• [What to produce]
Copy each line of the material beneath that holds the word "folders".

········

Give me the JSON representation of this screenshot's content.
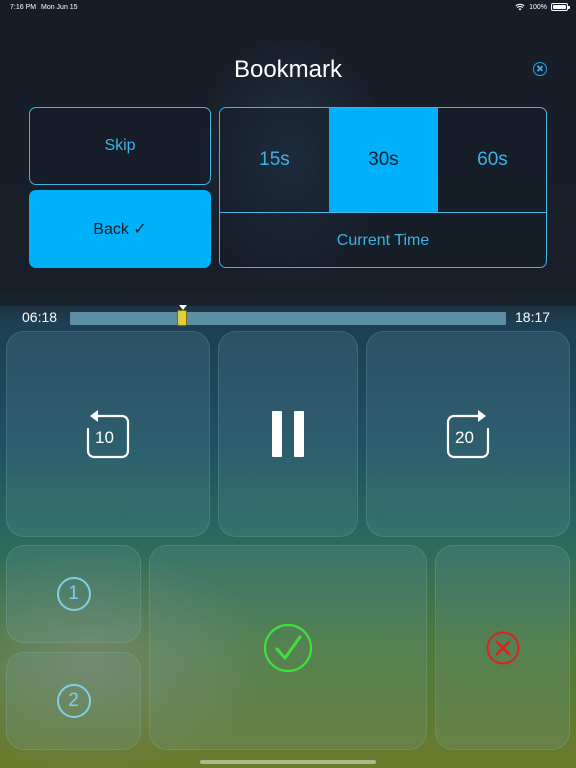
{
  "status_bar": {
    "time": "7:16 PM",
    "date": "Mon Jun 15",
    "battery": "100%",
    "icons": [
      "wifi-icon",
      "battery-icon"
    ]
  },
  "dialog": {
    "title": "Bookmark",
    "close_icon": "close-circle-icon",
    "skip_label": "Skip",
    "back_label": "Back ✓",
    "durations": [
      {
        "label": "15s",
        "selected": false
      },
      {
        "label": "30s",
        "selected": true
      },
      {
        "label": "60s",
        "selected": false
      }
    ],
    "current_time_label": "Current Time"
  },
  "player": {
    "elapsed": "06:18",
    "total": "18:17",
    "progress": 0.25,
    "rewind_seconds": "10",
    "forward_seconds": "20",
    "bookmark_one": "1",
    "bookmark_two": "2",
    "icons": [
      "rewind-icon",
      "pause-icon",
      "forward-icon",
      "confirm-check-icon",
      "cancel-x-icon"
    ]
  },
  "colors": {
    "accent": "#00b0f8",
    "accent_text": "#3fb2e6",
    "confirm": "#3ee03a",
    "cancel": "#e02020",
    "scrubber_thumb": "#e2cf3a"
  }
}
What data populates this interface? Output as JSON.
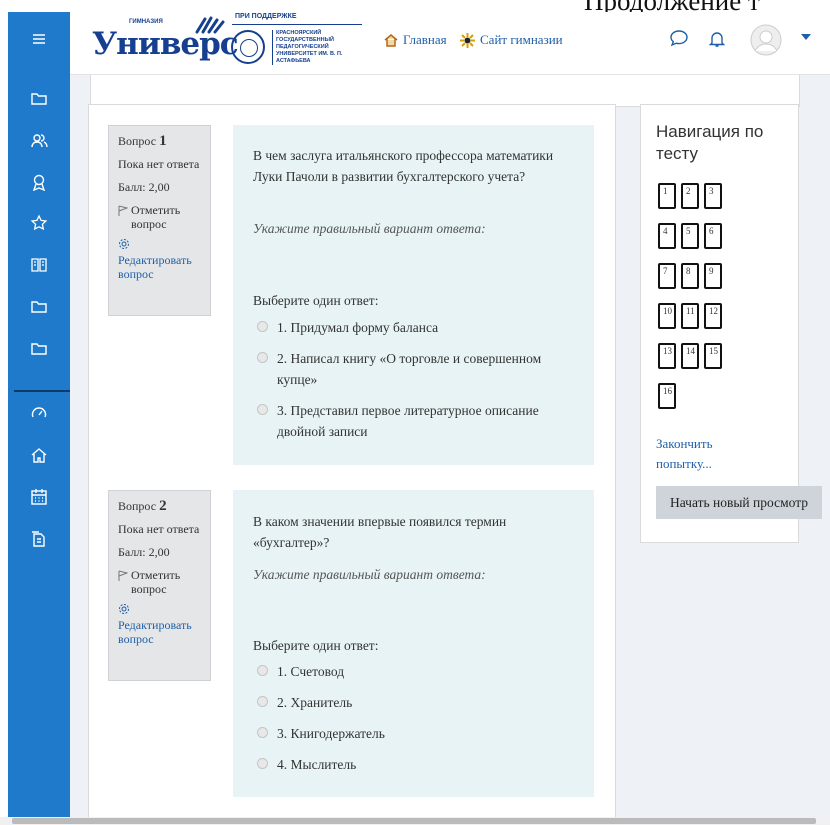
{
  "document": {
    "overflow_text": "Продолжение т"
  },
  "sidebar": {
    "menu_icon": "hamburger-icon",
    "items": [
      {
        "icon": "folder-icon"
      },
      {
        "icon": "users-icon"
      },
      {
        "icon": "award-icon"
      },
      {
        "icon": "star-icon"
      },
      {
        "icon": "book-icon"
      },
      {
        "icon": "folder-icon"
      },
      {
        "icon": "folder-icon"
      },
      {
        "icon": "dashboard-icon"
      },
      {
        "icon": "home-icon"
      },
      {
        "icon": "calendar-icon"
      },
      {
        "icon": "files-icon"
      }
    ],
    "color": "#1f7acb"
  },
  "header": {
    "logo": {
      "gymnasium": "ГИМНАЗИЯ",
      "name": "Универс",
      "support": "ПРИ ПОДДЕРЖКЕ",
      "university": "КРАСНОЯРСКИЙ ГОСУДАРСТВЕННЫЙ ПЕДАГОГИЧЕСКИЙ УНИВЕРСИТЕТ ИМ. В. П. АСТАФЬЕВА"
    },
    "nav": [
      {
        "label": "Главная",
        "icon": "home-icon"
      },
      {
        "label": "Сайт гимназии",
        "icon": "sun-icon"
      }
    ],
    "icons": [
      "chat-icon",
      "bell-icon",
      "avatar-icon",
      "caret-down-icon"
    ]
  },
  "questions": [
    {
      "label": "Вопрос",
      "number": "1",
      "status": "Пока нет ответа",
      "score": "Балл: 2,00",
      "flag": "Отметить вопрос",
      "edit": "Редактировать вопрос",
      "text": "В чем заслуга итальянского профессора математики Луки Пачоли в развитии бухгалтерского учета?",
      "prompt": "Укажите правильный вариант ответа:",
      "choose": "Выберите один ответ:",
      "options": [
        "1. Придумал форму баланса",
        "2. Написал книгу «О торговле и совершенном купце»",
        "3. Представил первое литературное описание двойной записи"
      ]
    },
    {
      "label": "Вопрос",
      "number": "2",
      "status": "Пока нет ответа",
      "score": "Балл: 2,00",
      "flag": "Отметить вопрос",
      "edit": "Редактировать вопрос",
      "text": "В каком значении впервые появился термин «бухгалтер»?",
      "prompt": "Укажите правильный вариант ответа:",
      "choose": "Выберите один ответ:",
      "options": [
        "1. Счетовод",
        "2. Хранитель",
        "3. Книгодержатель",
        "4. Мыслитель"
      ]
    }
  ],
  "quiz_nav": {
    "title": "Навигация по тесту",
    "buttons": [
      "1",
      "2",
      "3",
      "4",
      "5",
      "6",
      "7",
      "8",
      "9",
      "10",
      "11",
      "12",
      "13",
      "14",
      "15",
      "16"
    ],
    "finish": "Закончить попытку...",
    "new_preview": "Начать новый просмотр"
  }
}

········

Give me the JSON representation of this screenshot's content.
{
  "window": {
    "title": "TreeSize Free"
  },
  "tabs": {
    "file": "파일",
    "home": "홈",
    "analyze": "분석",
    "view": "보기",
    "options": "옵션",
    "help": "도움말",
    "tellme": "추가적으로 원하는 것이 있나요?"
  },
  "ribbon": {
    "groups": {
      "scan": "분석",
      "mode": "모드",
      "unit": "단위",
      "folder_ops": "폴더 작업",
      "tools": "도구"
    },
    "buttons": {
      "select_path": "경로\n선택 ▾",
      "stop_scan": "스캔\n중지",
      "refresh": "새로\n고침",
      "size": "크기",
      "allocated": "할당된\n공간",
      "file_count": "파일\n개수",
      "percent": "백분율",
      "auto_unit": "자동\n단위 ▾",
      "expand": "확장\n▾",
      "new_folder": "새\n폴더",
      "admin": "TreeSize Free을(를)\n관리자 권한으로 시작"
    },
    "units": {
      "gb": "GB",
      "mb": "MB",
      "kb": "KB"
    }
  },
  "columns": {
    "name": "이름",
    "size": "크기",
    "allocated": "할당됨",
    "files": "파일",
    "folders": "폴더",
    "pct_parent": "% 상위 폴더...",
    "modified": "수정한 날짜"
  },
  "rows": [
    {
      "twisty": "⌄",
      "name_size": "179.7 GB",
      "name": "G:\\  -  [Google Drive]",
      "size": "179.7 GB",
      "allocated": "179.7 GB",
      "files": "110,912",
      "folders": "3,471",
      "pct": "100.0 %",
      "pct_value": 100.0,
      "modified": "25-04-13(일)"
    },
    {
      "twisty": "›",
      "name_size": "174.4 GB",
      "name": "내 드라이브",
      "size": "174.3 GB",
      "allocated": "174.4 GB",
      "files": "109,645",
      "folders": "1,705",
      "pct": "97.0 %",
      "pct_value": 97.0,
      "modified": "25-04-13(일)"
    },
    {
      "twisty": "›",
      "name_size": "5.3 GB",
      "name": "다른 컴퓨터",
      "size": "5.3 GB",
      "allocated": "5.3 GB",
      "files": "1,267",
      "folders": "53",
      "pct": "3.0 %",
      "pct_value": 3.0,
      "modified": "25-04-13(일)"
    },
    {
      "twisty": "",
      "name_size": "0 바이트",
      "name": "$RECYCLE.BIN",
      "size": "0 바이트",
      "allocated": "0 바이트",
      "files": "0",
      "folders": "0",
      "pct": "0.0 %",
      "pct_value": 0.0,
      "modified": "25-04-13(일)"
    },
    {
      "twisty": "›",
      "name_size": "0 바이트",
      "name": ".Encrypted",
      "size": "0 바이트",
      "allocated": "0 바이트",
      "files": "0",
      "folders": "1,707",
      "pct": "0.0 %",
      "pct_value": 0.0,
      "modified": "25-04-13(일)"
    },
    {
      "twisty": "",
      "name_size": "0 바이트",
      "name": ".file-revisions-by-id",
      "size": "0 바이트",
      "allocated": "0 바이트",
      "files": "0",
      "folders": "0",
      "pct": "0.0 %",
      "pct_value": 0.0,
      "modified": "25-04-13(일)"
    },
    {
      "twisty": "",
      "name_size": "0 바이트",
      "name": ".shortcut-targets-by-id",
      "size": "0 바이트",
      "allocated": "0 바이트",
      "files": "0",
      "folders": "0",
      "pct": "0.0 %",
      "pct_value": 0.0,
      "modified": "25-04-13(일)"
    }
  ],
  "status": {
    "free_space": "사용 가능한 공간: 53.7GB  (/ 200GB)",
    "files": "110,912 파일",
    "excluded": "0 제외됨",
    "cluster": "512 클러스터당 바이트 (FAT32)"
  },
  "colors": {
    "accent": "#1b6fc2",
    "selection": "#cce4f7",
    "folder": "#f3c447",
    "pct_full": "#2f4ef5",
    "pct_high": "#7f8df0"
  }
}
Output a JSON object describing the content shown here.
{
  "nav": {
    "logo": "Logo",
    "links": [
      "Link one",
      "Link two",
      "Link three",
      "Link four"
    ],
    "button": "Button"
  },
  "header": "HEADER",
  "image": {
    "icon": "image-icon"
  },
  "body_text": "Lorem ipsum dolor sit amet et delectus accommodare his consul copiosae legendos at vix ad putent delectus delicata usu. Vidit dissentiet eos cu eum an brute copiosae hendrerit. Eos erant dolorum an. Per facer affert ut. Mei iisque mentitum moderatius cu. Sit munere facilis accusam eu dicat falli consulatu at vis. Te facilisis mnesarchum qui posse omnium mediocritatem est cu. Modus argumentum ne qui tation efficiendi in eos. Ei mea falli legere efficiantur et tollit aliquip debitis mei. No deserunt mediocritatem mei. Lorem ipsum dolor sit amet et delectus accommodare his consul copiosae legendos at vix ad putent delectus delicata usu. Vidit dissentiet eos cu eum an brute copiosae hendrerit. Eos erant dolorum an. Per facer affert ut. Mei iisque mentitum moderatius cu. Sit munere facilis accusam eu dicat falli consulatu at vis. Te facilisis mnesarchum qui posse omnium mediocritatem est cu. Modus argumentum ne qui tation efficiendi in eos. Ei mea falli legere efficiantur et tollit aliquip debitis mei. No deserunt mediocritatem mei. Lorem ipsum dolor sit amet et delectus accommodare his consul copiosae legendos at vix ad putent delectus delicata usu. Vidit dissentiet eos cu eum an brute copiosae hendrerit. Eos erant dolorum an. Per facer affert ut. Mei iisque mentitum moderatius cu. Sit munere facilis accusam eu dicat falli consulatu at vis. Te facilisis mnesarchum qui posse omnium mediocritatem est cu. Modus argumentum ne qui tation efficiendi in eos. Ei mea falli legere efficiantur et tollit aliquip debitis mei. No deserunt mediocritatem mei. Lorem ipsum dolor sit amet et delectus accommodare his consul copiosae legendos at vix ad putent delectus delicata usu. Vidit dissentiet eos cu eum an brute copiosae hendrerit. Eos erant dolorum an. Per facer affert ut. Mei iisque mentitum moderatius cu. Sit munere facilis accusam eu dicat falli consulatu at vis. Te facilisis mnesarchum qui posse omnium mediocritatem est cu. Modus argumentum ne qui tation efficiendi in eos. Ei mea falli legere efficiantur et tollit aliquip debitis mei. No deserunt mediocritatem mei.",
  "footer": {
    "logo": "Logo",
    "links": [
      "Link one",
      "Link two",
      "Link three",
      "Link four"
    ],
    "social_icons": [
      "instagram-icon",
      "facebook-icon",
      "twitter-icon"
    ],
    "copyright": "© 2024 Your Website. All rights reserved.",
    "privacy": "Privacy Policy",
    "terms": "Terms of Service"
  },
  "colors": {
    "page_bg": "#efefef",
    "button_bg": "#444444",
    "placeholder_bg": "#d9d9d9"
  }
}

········

• [Reply]
    "folders": "폴더",
      "folders": "3,471",
      "folders": "1,705",
      "folders": "53",
      "folders": "0",
      "folders": "1,707",
      "folders": "0",
      "folders": "0",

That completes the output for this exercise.